Task description: Using the records below, please work out how many lines contain "data"; answer with the number alone.
☆ ☆ ☆ ☆ ☆
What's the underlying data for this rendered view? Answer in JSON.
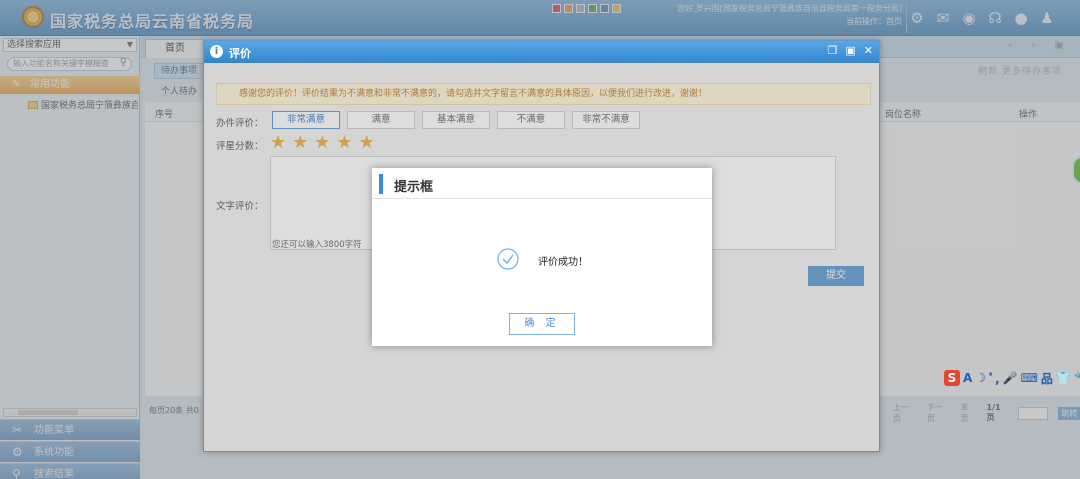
{
  "header": {
    "title": "国家税务总局云南省税务局",
    "welcome_line1": "您好,罗兴国[国家税务总局宁蒗彝族自治县税务局第一税务分局]",
    "welcome_line2": "当前操作：首页",
    "swatches": [
      "#e24b4b",
      "#e89a3c",
      "#a7b8c9",
      "#4cae4c",
      "#5a88c8",
      "#e6c44a"
    ]
  },
  "sidebar": {
    "app_select": "选择搜索应用",
    "search_placeholder": "输入功能名称关键字模糊查",
    "common_func": "常用功能",
    "tree_item": "国家税务总局宁蒗彝族自治",
    "nav": [
      "功能菜单",
      "系统功能",
      "搜索结果"
    ]
  },
  "main": {
    "tab_home": "首页",
    "subtab": "待办事项",
    "panel_title": "个人待办",
    "toplinks": "刷新   更多待办事项",
    "col_seq": "序号",
    "col_post": "岗位名称",
    "col_op": "操作",
    "pager_left": "每页20条 共0",
    "pager_prev": "上一页",
    "pager_next": "下一页",
    "pager_last": "末页",
    "pager_count": "1/1页",
    "pager_go": "跳转"
  },
  "eval": {
    "title": "评价",
    "notice": "感谢您的评价！评价结果为不满意和非常不满意的，请勾选并文字留言不满意的具体原因，以便我们进行改进，谢谢！",
    "label_rating": "办件评价：",
    "options": [
      "非常满意",
      "满意",
      "基本满意",
      "不满意",
      "非常不满意"
    ],
    "selected": 0,
    "label_score": "评星分数：",
    "stars": 5,
    "label_text": "文字评价：",
    "remaining": "您还可以输入3800字符",
    "submit": "提交"
  },
  "prompt": {
    "title": "提示框",
    "message": "评价成功！",
    "ok": "确 定"
  },
  "ime": [
    "A",
    "☽",
    "ﾟ,",
    "🎤",
    "⌨",
    "品",
    "👕",
    "🔧"
  ]
}
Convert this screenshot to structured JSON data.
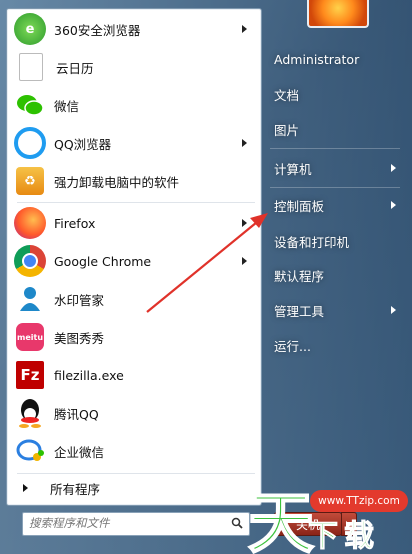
{
  "left_items": [
    {
      "label": "360安全浏览器",
      "icon": "browser-360-icon",
      "has_arrow": true
    },
    {
      "label": "云日历",
      "icon": "calendar-icon",
      "has_arrow": false
    },
    {
      "label": "微信",
      "icon": "wechat-icon",
      "has_arrow": false
    },
    {
      "label": "QQ浏览器",
      "icon": "qq-browser-icon",
      "has_arrow": true
    },
    {
      "label": "强力卸载电脑中的软件",
      "icon": "uninstall-icon",
      "has_arrow": false
    },
    {
      "label": "Firefox",
      "icon": "firefox-icon",
      "has_arrow": true
    },
    {
      "label": "Google Chrome",
      "icon": "chrome-icon",
      "has_arrow": true
    },
    {
      "label": "水印管家",
      "icon": "watermark-icon",
      "has_arrow": false
    },
    {
      "label": "美图秀秀",
      "icon": "meitu-icon",
      "has_arrow": false
    },
    {
      "label": "filezilla.exe",
      "icon": "filezilla-icon",
      "has_arrow": false
    },
    {
      "label": "腾讯QQ",
      "icon": "qq-icon",
      "has_arrow": false
    },
    {
      "label": "企业微信",
      "icon": "wework-icon",
      "has_arrow": false
    }
  ],
  "all_programs": "所有程序",
  "search": {
    "placeholder": "搜索程序和文件"
  },
  "right_items": [
    {
      "label": "Administrator",
      "has_arrow": false
    },
    {
      "label": "文档",
      "has_arrow": false
    },
    {
      "label": "图片",
      "has_arrow": false
    },
    {
      "label": "计算机",
      "has_arrow": true
    },
    {
      "label": "控制面板",
      "has_arrow": true
    },
    {
      "label": "设备和打印机",
      "has_arrow": false
    },
    {
      "label": "默认程序",
      "has_arrow": false
    },
    {
      "label": "管理工具",
      "has_arrow": true
    },
    {
      "label": "运行...",
      "has_arrow": false
    }
  ],
  "shutdown_label": "关机",
  "watermark": {
    "url": "www.TTzip.com",
    "logo_text": "天下载"
  },
  "colors": {
    "annotation_arrow": "#e0322a",
    "watermark_red": "#e33a2d"
  }
}
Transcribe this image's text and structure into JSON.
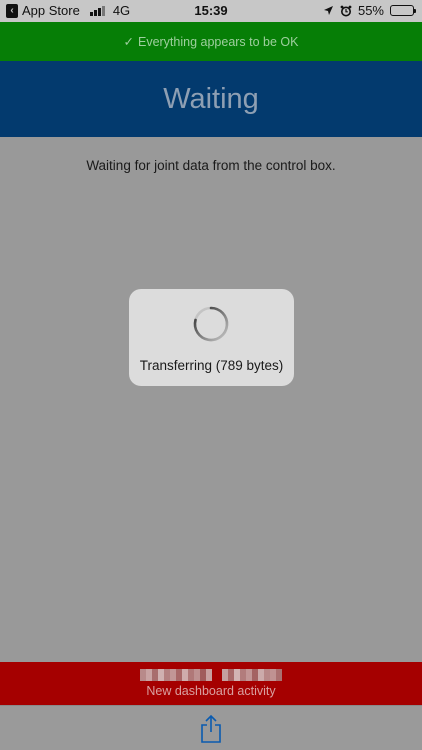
{
  "status_bar": {
    "back_app": "App Store",
    "network": "4G",
    "time": "15:39",
    "battery_percent": "55%",
    "battery_level": 0.55
  },
  "banner": {
    "check": "✓",
    "text": "Everything appears to be OK",
    "color": "#067e06"
  },
  "header": {
    "title": "Waiting",
    "color": "#033a6e"
  },
  "main": {
    "message": "Waiting for joint data from the control box."
  },
  "hud": {
    "label": "Transferring (789 bytes)",
    "icon": "spinner-icon"
  },
  "activity_bar": {
    "text": "New dashboard activity",
    "color": "#a50000"
  },
  "toolbar": {
    "share_icon": "share-icon"
  }
}
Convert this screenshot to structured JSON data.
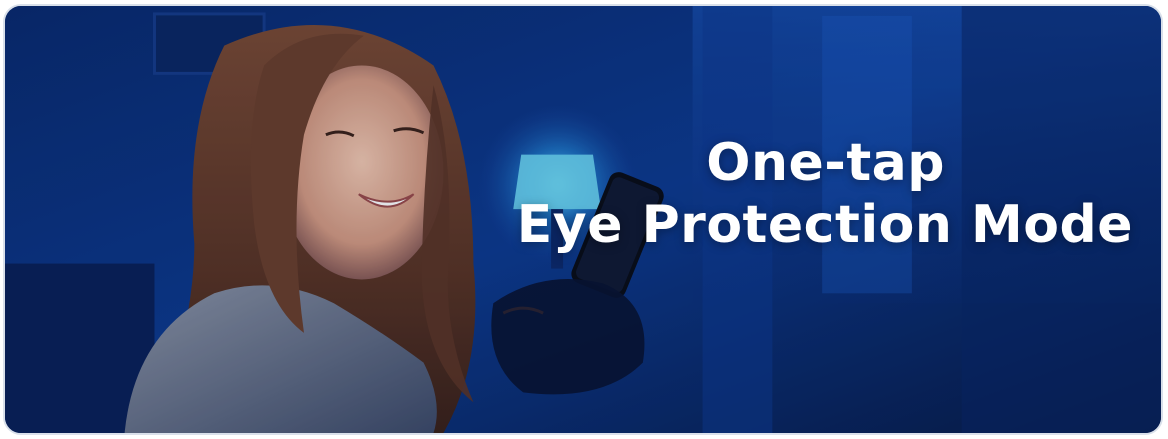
{
  "banner": {
    "headline_line1": "One-tap",
    "headline_line2": "Eye Protection Mode"
  },
  "photo": {
    "subject": "smiling woman using a smartphone in a dark bedroom",
    "background_color": "#0b1f52",
    "lamp_glow_color": "#5fe0ff",
    "text_color": "#ffffff"
  }
}
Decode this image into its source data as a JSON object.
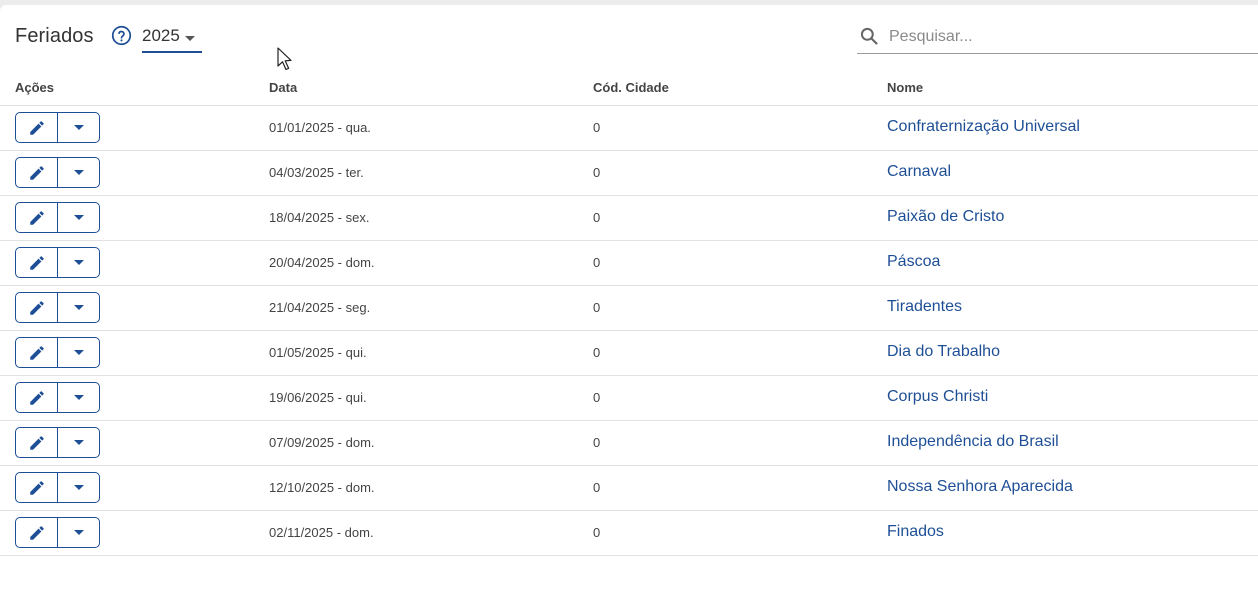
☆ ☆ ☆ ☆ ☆
Output of the task: 5